The procedure takes about 15 to 30 minutes.
Examination of the upper GI tract
Once sedated and lying in a comfortable position on your left side, the endoscope is passed through the mouth and then in turn through oesophagus, stomach and duodenum. The tube is just less than one centimetre in diameter and does not enter your windpipe, so it won’t interfere your breathing. A small camera in the end of the scope transmits a video image to a monitor, allowing the doctor to carefully examine the lining of your upper GI tract.
A variety of instruments can be passed through the endoscope that allows the surgeon to directly treat many abnormalities with little or no discomfort. For example, your doctor might stretch a narrowed area, remove polyps (usually benign growths) or treat bleeding.
Removal of polyps and biopsy
A polyp is a small tissue growth attached to GI tract wall. These are common in adults and are usually harmless.
Small tissue samples or biopsies of the GI tract may be taken for examination for many reasons and does not mean that cancer is suspected. This allows the doctor to review it with a microscope of signs of disease.
What happens after gastroscopy?

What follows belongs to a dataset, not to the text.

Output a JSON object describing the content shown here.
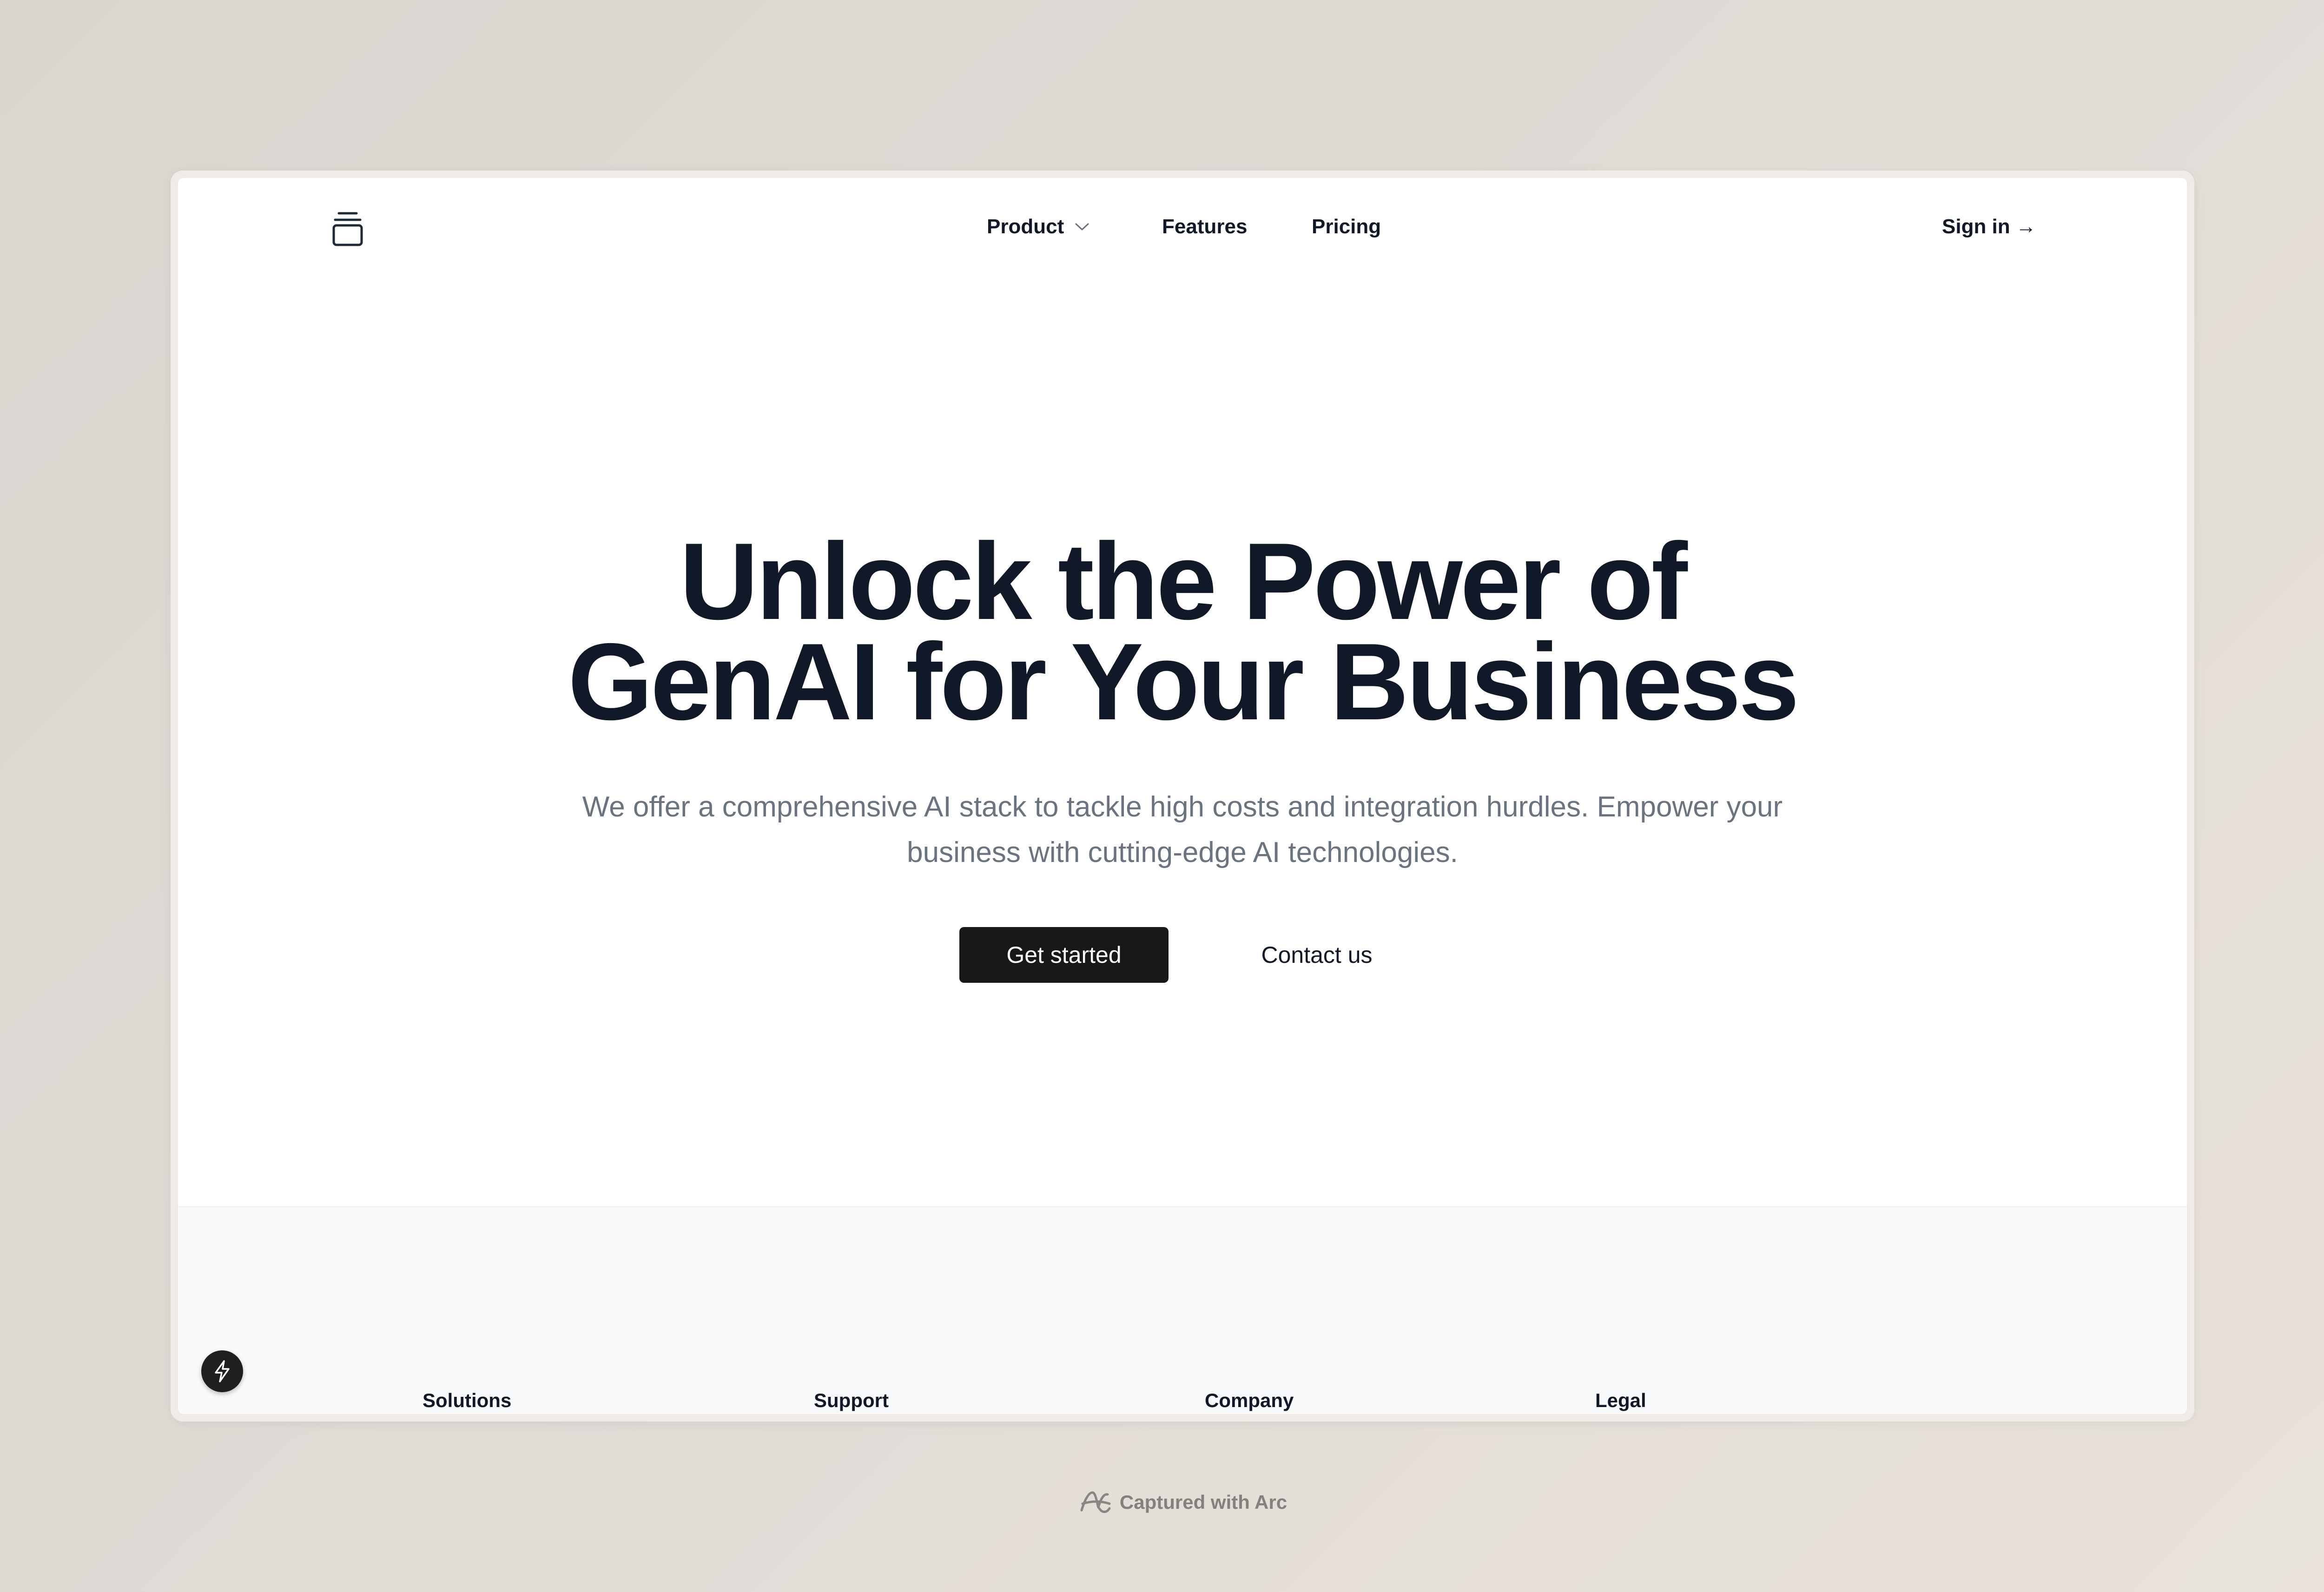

You will be monitored in the recovery area until the effects of the sedation medication have worn off. You may experience mild sore throat, or feel bloated because of the air introduced into your stomach during the test. Most of the patients will be allowed to eat and drink immediately after the procedure unless your doctor instructs you otherwise. Food and beverages will be provided. You can usually go home approximately an hour after the procedure.
In most circumstances your doctor will discuss your test results on the day of the procedure and you will receive of your report to take to your GP or specialist. Any biopsies will be sent to pathology and results will be available to your referring doctor after several days. A follow up appointment with your GP or specialist should be made to discuss the results and allow further treatment.
Because of the sedation given it is very important to read the post procedure instructions link below.
POST PROCEDURE INTRUCTIONS
Are there any risks or side effects?
Generally, very few people experience serious side effects from gastroscopy when the procedure is performed by doctors who are specially trained in gastroscopy.
Complications are rare and the chance complications depends on the exact type of procedure that is being performed and other factors including your general health.
To ensure you are medically fit to undergo your procedure, usually risk screening will be done during our booking process and you may require to attend our pre-anaesthetic clinic if certain areas are not met. You will be attended by our highly qualified and experienced anaesthetists. Any concerns or questions you have in regards to your procedure and recovery will be available at our pre-anaesthetic clinic.
CONSULTATION – PRE ANAESTHETIC CLINIC
You may have a mild sore throat after the procedure and there is a slightly increased of chest infection. Air may also be trapped in your stomach causing you to feel bloated. If a biopsy has taken or treatment performed, there may be minor bleeding. Very rarely, the stomach lining may be torn, and if this occurs you will be admitted to hospital for an operation to repair it. Link below is the information on how to deal with these possible risks.
POST PROCEDURE INTRUCTIONS
Reactions to the sedative are also possible, but again rare.
In a few cases, if the gastroscopy is not successfully completed it may need to be repeated.
If you have any of the following symptoms in the hours or days after the gastroscopy you should contact the hospital or your doctor’s rooms immediately:
Increasing throat, chest or abdominal pain
Other symptoms that cause your concern
We aim to provide the best quality healthcare. Our quality policies and procedures are in place to minimise the possible risks. The link below will provide you the information of the possible uncommon risks. UNCOMMON RISKS OF ENDOSCOPIC PROCEDURE